Hell on Wheels is notable for its visual beauty, and here the scenes of the snowy Sierra Nevada continue that tradition. Episodes opening with water have been a theme for a long time, and Chinatown continues that as well, Cullen’s bare feet in the surf on a beautiful beach depicting his fantasy and longing. Often, water cleanses in these images, as is the case here. The water is a kind of renewal, he’ll have the family he longs for and a new, clean life. Note that, in the fantasy, he speaks in his original accent, which we’ve rarely heard, that of the Mississippi gentleman farmer he once was.
Cullen Bohannon awakens from that fantasy on the opposite side of the race to build the Transcontinental Railroad. (I recommend AMC’s map of the railroad to get a sense of what’s going on.) He’s also still searching for his wife and son, which is pretty much the least interesting part of things so far, although it gives Anson Mount a chance to do his tragic 500 yard stare followed by his very sexy grim determination.
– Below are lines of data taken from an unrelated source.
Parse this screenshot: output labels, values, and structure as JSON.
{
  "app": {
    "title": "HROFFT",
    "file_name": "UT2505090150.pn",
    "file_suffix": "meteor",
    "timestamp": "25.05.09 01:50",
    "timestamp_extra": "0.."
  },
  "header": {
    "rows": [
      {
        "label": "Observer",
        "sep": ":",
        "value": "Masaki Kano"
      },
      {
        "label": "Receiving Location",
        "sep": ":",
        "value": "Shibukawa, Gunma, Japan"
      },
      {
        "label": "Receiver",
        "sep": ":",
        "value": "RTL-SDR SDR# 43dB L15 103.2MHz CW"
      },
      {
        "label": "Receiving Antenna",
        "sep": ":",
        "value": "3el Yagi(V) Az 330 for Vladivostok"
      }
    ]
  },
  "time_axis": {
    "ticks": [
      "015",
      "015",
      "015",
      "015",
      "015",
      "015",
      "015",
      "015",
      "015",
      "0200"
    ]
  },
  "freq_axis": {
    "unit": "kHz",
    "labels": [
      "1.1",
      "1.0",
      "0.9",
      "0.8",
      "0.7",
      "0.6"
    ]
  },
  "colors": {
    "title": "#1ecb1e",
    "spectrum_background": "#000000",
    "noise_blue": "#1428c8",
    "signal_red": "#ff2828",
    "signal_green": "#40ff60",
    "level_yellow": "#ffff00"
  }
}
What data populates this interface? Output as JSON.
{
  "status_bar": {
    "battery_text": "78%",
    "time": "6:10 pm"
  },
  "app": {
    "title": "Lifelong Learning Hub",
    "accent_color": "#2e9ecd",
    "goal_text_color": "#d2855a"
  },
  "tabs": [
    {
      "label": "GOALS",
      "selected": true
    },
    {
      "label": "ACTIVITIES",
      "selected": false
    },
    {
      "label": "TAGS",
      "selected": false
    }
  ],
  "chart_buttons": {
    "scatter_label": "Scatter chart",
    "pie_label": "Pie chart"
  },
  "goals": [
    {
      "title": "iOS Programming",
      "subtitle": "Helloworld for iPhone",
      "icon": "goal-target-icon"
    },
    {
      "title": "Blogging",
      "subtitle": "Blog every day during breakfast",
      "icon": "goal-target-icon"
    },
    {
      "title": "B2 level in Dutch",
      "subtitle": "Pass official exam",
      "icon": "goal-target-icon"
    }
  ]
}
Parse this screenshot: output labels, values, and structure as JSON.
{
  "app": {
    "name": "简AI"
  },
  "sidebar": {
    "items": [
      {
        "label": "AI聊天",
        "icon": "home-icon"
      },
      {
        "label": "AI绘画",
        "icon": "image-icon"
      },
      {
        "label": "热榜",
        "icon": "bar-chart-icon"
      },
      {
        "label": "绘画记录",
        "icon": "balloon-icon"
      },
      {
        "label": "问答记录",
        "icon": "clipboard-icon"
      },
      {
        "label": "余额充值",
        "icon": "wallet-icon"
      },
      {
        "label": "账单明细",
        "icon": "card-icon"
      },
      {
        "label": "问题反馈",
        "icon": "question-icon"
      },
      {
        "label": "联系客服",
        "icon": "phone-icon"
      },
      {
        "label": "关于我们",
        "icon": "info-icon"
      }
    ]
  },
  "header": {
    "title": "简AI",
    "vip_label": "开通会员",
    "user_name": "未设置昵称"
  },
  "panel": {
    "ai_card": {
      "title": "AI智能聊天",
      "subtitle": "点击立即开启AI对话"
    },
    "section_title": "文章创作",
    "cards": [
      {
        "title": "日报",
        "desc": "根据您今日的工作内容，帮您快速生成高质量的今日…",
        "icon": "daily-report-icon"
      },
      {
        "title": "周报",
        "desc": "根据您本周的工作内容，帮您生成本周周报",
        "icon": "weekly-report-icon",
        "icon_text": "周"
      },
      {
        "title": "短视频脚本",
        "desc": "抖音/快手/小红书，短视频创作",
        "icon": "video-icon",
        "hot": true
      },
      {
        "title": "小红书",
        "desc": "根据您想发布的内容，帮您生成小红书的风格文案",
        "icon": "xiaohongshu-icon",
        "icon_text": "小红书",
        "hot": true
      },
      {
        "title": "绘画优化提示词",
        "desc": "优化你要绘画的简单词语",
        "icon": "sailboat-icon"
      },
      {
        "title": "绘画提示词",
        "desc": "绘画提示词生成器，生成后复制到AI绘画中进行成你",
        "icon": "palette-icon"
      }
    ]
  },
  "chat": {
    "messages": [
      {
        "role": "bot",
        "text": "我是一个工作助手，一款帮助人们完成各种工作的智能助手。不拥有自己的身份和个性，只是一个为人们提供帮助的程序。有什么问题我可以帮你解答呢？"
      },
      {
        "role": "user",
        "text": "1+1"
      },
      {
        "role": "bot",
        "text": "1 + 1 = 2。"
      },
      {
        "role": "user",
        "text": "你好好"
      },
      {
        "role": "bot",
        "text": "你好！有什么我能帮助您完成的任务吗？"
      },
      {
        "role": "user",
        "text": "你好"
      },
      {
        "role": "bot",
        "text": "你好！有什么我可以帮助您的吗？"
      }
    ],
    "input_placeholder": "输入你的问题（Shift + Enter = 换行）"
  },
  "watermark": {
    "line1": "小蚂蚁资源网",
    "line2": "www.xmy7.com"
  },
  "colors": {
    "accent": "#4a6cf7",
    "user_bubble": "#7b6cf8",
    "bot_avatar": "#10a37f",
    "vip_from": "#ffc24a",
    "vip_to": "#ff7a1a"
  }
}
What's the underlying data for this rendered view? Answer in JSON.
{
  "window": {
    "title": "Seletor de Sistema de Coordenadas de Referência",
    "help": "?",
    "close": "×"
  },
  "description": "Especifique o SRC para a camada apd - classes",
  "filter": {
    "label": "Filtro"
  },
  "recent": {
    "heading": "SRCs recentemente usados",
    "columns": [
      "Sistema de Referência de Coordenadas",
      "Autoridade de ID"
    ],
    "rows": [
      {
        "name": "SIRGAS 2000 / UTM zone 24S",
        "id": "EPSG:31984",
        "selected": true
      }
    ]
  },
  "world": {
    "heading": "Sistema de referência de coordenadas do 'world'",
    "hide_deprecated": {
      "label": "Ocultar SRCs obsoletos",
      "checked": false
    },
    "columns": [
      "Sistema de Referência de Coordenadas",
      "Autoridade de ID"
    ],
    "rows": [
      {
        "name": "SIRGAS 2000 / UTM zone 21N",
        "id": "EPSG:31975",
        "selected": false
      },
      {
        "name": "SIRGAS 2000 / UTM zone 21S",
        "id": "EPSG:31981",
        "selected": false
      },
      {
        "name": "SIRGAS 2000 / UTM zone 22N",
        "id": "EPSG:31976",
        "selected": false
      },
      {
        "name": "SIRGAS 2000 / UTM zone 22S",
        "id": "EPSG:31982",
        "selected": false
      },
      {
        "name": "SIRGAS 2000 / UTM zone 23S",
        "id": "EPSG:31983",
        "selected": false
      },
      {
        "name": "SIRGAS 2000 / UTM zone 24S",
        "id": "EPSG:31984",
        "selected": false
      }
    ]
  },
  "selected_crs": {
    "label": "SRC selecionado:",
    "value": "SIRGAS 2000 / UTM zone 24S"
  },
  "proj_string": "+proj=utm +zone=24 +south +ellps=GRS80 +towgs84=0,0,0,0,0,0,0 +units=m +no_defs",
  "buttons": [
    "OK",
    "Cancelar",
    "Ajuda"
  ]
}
The episode introduces a new villain, in the form of Chang (Byron Mann), some new potential allies (Fong and Tao) and brings back an old villain in new form—Thor Gunderson. The character manages to morph into someone new each season, which must be fun for Christopher Heyerdahl. Bohannon has made this same mistake before, of thinking that because Gunderson is in a powerless position he is not a threat, but he couldn’t exactly just shoot him, so we’ll have to see how it plays out.
When I saw the stagecoach driver, I remarked to Professor Spouse that they found a way to keep black characters on the show, and we both said, “And a black woman, to boot!” Hell on Wheels has always done a great job of providing interesting women characters who aren’t all prostitutes and wives. While other shows (I’m looking at you Deadwood) claim it can’t be done because of “historical accuracy”. Looking at the credits, I see this driver is Stagecoach Mary Fields (played by Amber Chardae Robinson) and she is, in fact, a historical character, although not, in real life, from California.
So, we have wage theft, a slimy and educated pimp, Gunderson as a mad prophet, a traitor working for the Central Pacific, Durant’s shenanigans in Cheyenne, potentially the search for Cullen’s family, the actual work of building the railroad, and who knows what else. Looks like a thrilling final season!